Word for word, copy each record that comes after this.

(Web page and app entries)
┌──

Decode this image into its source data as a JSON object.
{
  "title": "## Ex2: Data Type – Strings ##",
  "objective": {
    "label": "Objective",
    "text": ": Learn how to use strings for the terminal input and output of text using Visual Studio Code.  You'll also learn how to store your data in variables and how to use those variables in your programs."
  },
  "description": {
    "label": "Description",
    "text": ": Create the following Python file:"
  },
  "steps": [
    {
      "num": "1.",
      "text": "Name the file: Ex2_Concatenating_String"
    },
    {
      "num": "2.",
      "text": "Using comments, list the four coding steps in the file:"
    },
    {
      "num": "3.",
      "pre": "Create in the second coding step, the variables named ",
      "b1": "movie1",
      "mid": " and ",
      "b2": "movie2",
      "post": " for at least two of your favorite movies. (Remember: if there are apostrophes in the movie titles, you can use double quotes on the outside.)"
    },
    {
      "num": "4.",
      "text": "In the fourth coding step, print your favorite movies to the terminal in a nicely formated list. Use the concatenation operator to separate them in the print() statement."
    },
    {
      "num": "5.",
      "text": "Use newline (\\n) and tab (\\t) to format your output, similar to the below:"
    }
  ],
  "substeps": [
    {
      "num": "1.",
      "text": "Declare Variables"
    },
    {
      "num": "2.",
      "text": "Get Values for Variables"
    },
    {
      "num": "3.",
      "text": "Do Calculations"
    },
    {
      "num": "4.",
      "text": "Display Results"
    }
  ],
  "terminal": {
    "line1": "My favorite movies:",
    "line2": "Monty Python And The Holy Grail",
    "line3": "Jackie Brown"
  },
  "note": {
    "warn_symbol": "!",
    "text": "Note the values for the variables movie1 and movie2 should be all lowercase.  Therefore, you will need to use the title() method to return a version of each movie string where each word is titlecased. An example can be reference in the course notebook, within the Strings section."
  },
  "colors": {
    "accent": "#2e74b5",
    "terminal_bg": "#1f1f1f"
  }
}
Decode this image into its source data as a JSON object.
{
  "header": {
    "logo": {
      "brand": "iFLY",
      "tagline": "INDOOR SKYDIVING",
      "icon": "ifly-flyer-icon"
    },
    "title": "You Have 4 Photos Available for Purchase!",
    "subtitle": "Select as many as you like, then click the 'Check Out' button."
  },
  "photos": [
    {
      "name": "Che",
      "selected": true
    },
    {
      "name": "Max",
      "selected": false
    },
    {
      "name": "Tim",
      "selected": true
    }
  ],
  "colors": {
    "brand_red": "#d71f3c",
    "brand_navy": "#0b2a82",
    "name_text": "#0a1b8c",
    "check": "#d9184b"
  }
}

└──

### Solved problem
Decode this image into its source data as a JSON object.
{
  "title": "## Ex2: Data Type – Strings ##",
  "objective": {
    "label": "Objective",
    "text": ": Learn how to use strings for the terminal input and output of text using Visual Studio Code.  You'll also learn how to store your data in variables and how to use those variables in your programs."
  },
  "description": {
    "label": "Description",
    "text": ": Create the following Python file:"
  },
  "steps": [
    {
      "num": "1.",
      "text": "Name the file: Ex2_Concatenating_String"
    },
    {
      "num": "2.",
      "text": "Using comments, list the four coding steps in the file:"
    },
    {
      "num": "3.",
      "pre": "Create in the second coding step, the variables named ",
      "b1": "movie1",
      "mid": " and ",
      "b2": "movie2",
      "post": " for at least two of your favorite movies. (Remember: if there are apostrophes in the movie titles, you can use double quotes on the outside.)"
    },
    {
      "num": "4.",
      "text": "In the fourth coding step, print your favorite movies to the terminal in a nicely formated list. Use the concatenation operator to separate them in the print() statement."
    },
    {
      "num": "5.",
      "text": "Use newline (\\n) and tab (\\t) to format your output, similar to the below:"
    }
  ],
  "substeps": [
    {
      "num": "1.",
      "text": "Declare Variables"
    },
    {
      "num": "2.",
      "text": "Get Values for Variables"
    },
    {
      "num": "3.",
      "text": "Do Calculations"
    },
    {
      "num": "4.",
      "text": "Display Results"
    }
  ],
  "terminal": {
    "line1": "My favorite movies:",
    "line2": "Monty Python And The Holy Grail",
    "line3": "Jackie Brown"
  },
  "note": {
    "warn_symbol": "!",
    "text": "Note the values for the variables movie1 and movie2 should be all lowercase.  Therefore, you will need to use the title() method to return a version of each movie string where each word is titlecased. An example can be reference in the course notebook, within the Strings section."
  },
  "colors": {
    "accent": "#2e74b5",
    "terminal_bg": "#1f1f1f"
  }
}
Decode this image into its source data as a JSON object.
{
  "header": {
    "logo": {
      "brand": "iFLY",
      "tagline": "INDOOR SKYDIVING",
      "icon": "ifly-flyer-icon"
    },
    "title": "You Have 4 Photos Available for Purchase!",
    "subtitle": "Select as many as you like, then click the 'Check Out' button."
  },
  "photos": [
    {
      "name": "Che",
      "selected": true
    },
    {
      "name": "Max",
      "selected": false
    },
    {
      "name": "Tim",
      "selected": true
    }
  ],
  "colors": {
    "brand_red": "#d71f3c",
    "brand_navy": "#0b2a82",
    "name_text": "#0a1b8c",
    "check": "#d9184b"
  }
}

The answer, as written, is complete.